What is a migraine? Why migraine happens. Who gets migraines? Treating migraines.

Mommy, I Have A Headache

The First Headache Can Happen During Infancy

Research in the area of migraine headaches has indicated that migraines are probably genetically based and that if one parent has migraines, there's at least a 50 percent chance that a child will have the disease as well, despite the fact that symptoms may not be apparent for many years. More than half of adult migraine sufferers have reported that they had their first migraine before the age of 15 and nearly a third of children who have migraines can remember having them before they were five years old.

When it comes to infants, the questions abound. Since there is little understanding of how infants relate to pain (we know they do experience pain), the observation of behavior patterns is the most effective way of determining whether infants have migraines. There is some evidence that infants as young as four months of age have them, and for certain, children at the age of two have them.

There's A Difference In The Way Symptoms Manifest In Children

Children's symptoms can vary greatly from adult migraines and some parents make the mistake of assuming that when a child complains of feeling sick-as many child migraine sufferers do-that the child is just vying for attention. Often, children do not know how to describe a headache. They may simply say they feel sick or that their head hurts. They may have pain on one side of the head or on both sides.

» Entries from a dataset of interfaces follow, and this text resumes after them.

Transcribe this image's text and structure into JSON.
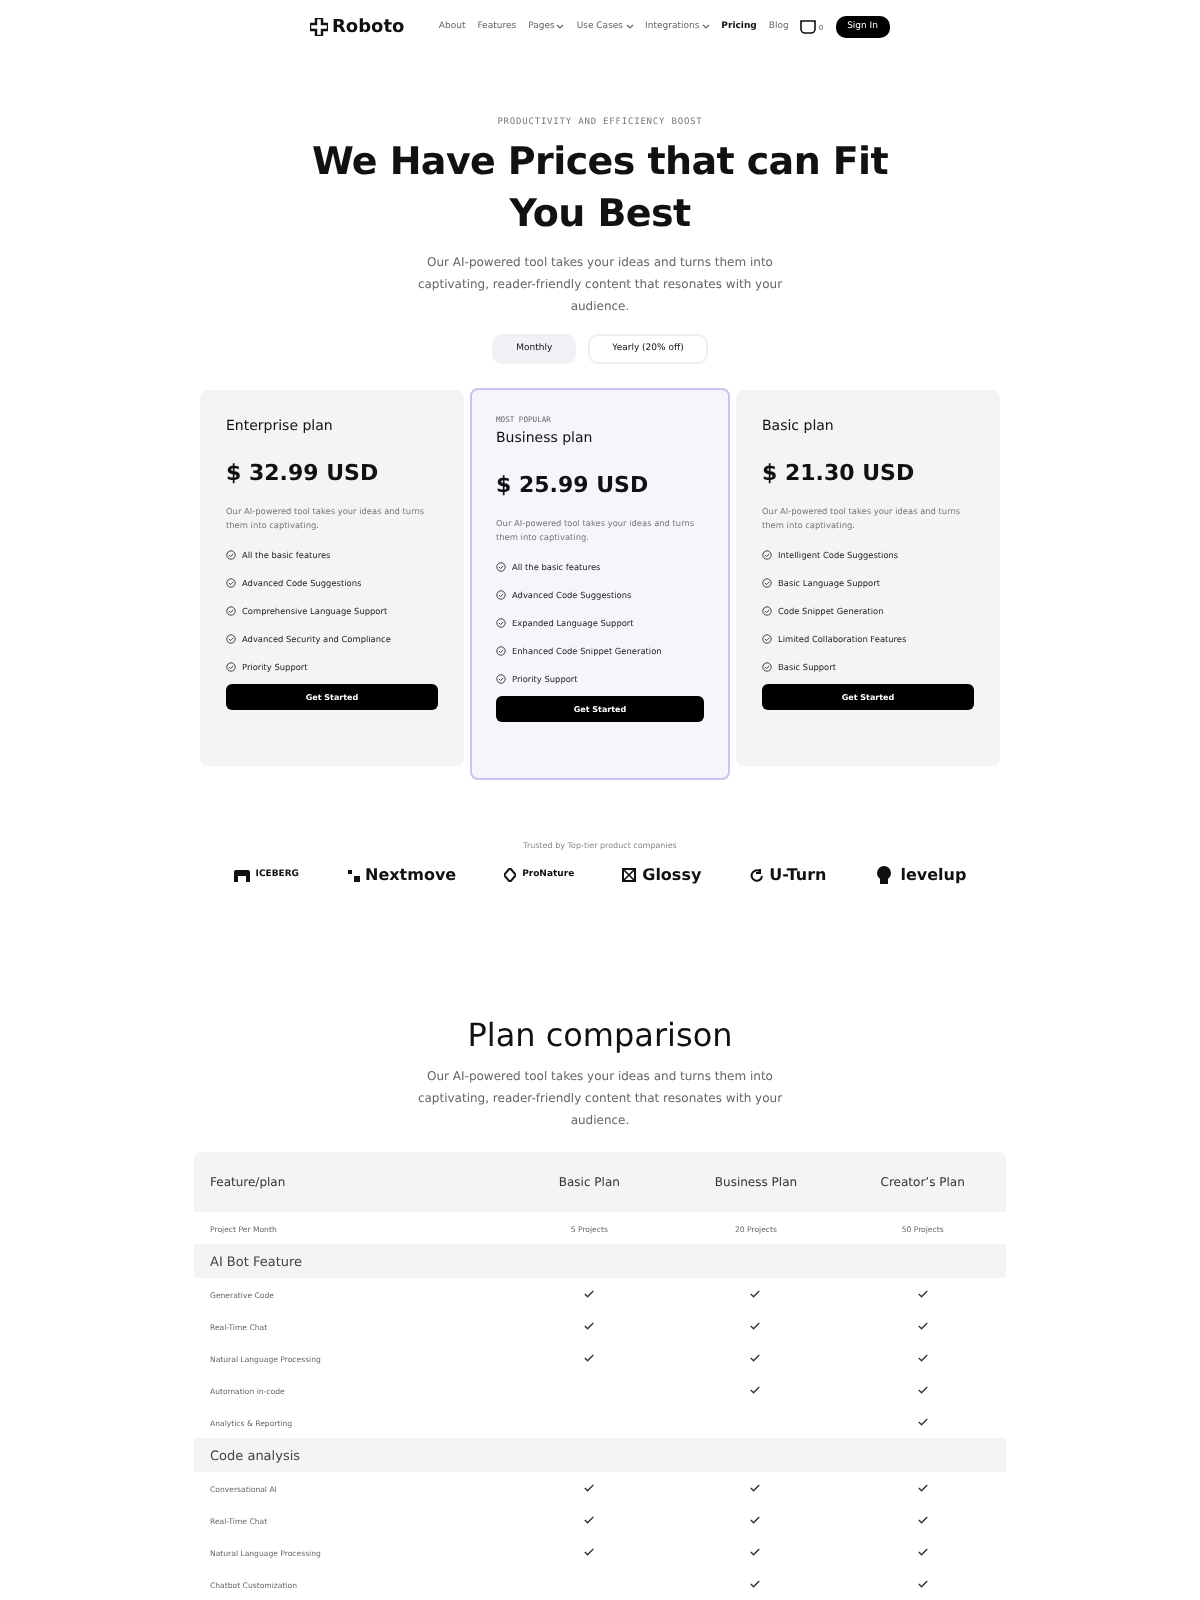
{
  "nav": {
    "brand": "Roboto",
    "links": [
      {
        "label": "About",
        "dropdown": false,
        "selected": false
      },
      {
        "label": "Features",
        "dropdown": false,
        "selected": false
      },
      {
        "label": "Pages",
        "dropdown": true,
        "selected": false
      },
      {
        "label": "Use Cases",
        "dropdown": true,
        "selected": false
      },
      {
        "label": "Integrations",
        "dropdown": true,
        "selected": false
      },
      {
        "label": "Pricing",
        "dropdown": false,
        "selected": true
      },
      {
        "label": "Blog",
        "dropdown": false,
        "selected": false
      }
    ],
    "cart_count": "0",
    "signin": "Sign In"
  },
  "hero": {
    "eyebrow": "PRODUCTIVITY AND EFFICIENCY BOOST",
    "title": "We Have Prices that can Fit You Best",
    "text": "Our AI-powered tool takes your ideas and turns them into captivating, reader-friendly content that resonates with your audience.",
    "toggle": [
      {
        "label": "Monthly",
        "selected": true
      },
      {
        "label": "Yearly (20% off)",
        "selected": false
      }
    ]
  },
  "plans": [
    {
      "name": "Enterprise plan",
      "price": "$ 32.99 USD",
      "text": "Our AI-powered tool takes your ideas and turns them into captivating.",
      "features": [
        "All the basic features",
        "Advanced Code Suggestions",
        "Comprehensive Language Support",
        "Advanced Security and Compliance",
        "Priority Support"
      ],
      "button": "Get Started",
      "highlighted": false
    },
    {
      "badge": "MOST POPULAR",
      "name": "Business plan",
      "price": "$ 25.99 USD",
      "text": "Our AI-powered tool takes your ideas and turns them into captivating.",
      "features": [
        "All the basic features",
        "Advanced Code Suggestions",
        "Expanded Language Support",
        "Enhanced Code Snippet Generation",
        "Priority Support"
      ],
      "button": "Get Started",
      "highlighted": true
    },
    {
      "name": "Basic plan",
      "price": "$ 21.30 USD",
      "text": "Our AI-powered tool takes your ideas and turns them into captivating.",
      "features": [
        "Intelligent Code Suggestions",
        "Basic Language Support",
        "Code Snippet Generation",
        "Limited Collaboration Features",
        "Basic Support"
      ],
      "button": "Get Started",
      "highlighted": false
    }
  ],
  "trusted": {
    "caption": "Trusted by Top-tier product companies",
    "logos": [
      "ICEBERG",
      "Nextmove",
      "ProNature",
      "Glossy",
      "U-Turn",
      "levelup"
    ]
  },
  "comparison": {
    "title": "Plan comparison",
    "text": "Our AI-powered tool takes your ideas and turns them into captivating, reader-friendly content that resonates with your audience.",
    "columns": [
      "Feature/plan",
      "Basic Plan",
      "Business Plan",
      "Creator’s Plan"
    ],
    "rows": [
      {
        "kind": "value",
        "label": "Project Per Month",
        "values": [
          "5 Projects",
          "20 Projects",
          "50 Projects"
        ]
      },
      {
        "kind": "section",
        "label": "AI Bot Feature"
      },
      {
        "kind": "feature",
        "label": "Generative Code",
        "checks": [
          true,
          true,
          true
        ]
      },
      {
        "kind": "feature",
        "label": "Real-Time Chat",
        "checks": [
          true,
          true,
          true
        ]
      },
      {
        "kind": "feature",
        "label": "Natural Language Processing",
        "checks": [
          true,
          true,
          true
        ]
      },
      {
        "kind": "feature",
        "label": "Automation in-code",
        "checks": [
          false,
          true,
          true
        ]
      },
      {
        "kind": "feature",
        "label": "Analytics & Reporting",
        "checks": [
          false,
          false,
          true
        ]
      },
      {
        "kind": "section",
        "label": "Code analysis"
      },
      {
        "kind": "feature",
        "label": "Conversational AI",
        "checks": [
          true,
          true,
          true
        ]
      },
      {
        "kind": "feature",
        "label": "Real-Time Chat",
        "checks": [
          true,
          true,
          true
        ]
      },
      {
        "kind": "feature",
        "label": "Natural Language Processing",
        "checks": [
          true,
          true,
          true
        ]
      },
      {
        "kind": "feature",
        "label": "Chatbot Customization",
        "checks": [
          false,
          true,
          true
        ]
      }
    ]
  }
}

Things to look for when a migraine is suspected are nausea and a change in behavior or temperament (sudden or unusual temper or sadness). About 25 percent of children who have migraines experience aura-often a visual disturbance-in the early stages of the headache.

Adults Tend To Ignore A Child's Plight

Merle Diamond of the Diamond Headache Clinic has brought to light some evidence that car sickness in children may indicate a predisposition to migraine. It is also estimated by the Migraine Action Association in the UK that 10 percent of school age children there suffer from migraine. Of those, 85 percent miss nearly two weeks of school a year and 57 percent say their teachers don't understand. 53 percent of these children said their doctors don't understand either!

Things A Parent Can Do To Help Their Child And The Doctor

When headaches are persistent or a child seems to be dealing with some or all of the symptoms of migraine, or if the pain is something new that cannot be traced, see a doctor. There is information a parent can provide which will help the doctor determine a course of action. Some things to record or make note of include the length of time the headaches last and the frequency of them. Is there a trigger that sets the headache into motion-certain foods, stress, noise, light? Where is the pain and what does it feel like to the child? Note any other symptoms such as sensitivity to light or noise, nausea or vomiting and take note of any other patterns which occur at the same time that the pain occurs.

By recording the symptoms and watching closely for patterns, the doctor will have more information upon which to base a diagnosis and offer treatment.